My parents used to take me to drive in movies, stuff like The Exorcist, The Shining, Animal House, they’d tell me to duck down and go to sleep but I’d be watching from the back. We also had HBO in the early days of cable, so I’d sneak downstairs at night and watch R-rated movies like ‘Escape from New York’, The Thing, Mad Max, Road Warrior. I thought they were the coolest movies in the world, I loved them.
At an early age, I realized movies were fantasy and make believe, so I got into stuff like comic books, Dungeons & Dragons and other role playing games. We had this group of friends that would go straight home from school every day and play until dinner. Then on weekends we’d check out a room in the library and play from opening until close.
Coming out of high school, I thought I’d be a novelist or a short story writer. I was always kind of a black sheep in Wyoming where I grew up. I was politically more liberal, not interested in working at the ranch, not interested in doing labor. I was just more into artistic stuff. It wasn’t until I studied theater at the University of Wyoming that I started to take it seriously. Theater was always something I did on the side to get over my shyness. I think the first time I felt truly independent was when I left Wyoming and joined a theater company in Orlando, Florida. I stayed in Orlando for 5 years and then a girl I was dating moved to Austin, so I moved there. I fell in love with with city. There’s this air in Austin – all the music brings with it a lot of artists, there’s kind of a want or need for quirky stuff and offbeat theater goes over really well there.
When I started directing I realized pretty quickly that I had a knack for looking at a play in the big picture rather than through a single character.
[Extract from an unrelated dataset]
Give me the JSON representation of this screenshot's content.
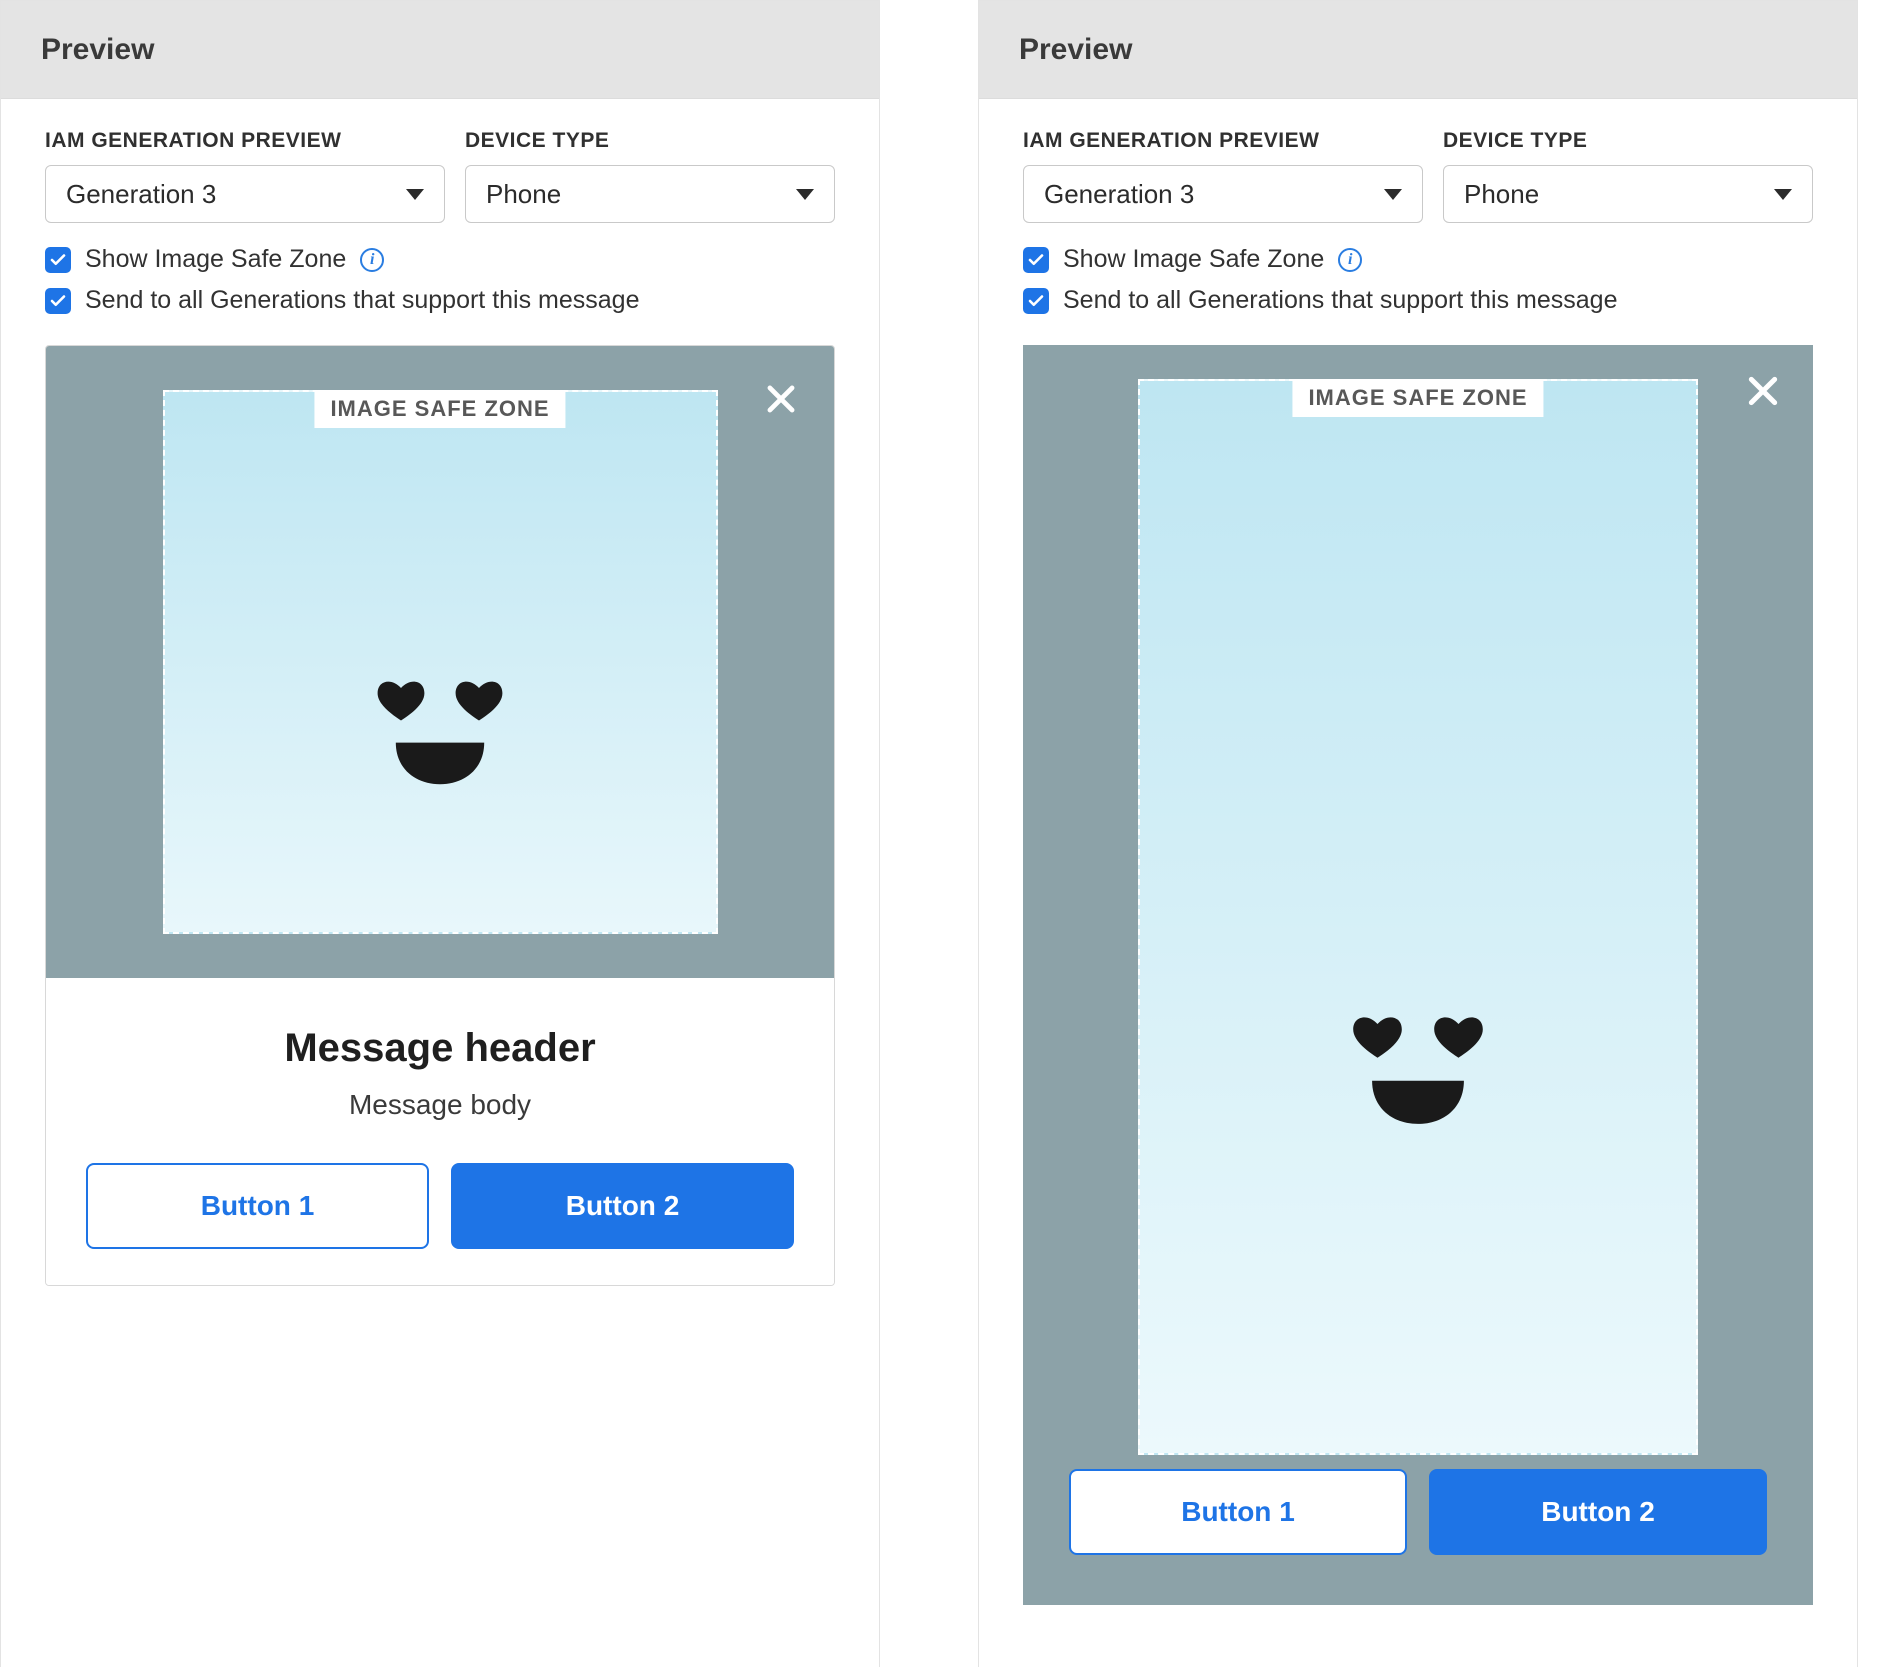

My role as a director is still performative though, I put on a mask of preparedness in a way. What I want is for actors to concentrate on themselves and on their characters; sometimes actors have the hardest time being vulnerable like that. It’s a comfort for them to know that someone is incharge, it just establishes trust right away.
I try to be as diplomatic about it as possible, but I always take control and leading actors in a certain direction. That’s the important thing about trust in rehearsals, it’s like a child trusting that someone who picks them up is going to hold them. If they trust me, they know I’m leading them in the right direction, and they’ll take more risks.
So far, I’ve been really lucky in Amsterdam, both the English language theaters have kept me busy. I directed Buried Cic‘Buried Child’ for the InPlayers last fall, and I just finished up ‘Pillowman’ at Orange Theatre Company. The amazing thing about the Inplayers and Orange Theater is that they just handed things over and let me do what I wanted, they trusted me.
I’ve been out of the United States for about a year now, and living in Amsterdam has made me wonder why I didn’t do this earlier. I wish I had taken the jump sooner. Living as an artist is about finding the discipline inside of yourself to do the things you want to do and trusting in that.
Right now, I’m working on developing a theater company and will probably start up acting classes this summer.
#EoA with Rocky Hopson
Interview and photo by Marilyn Volkman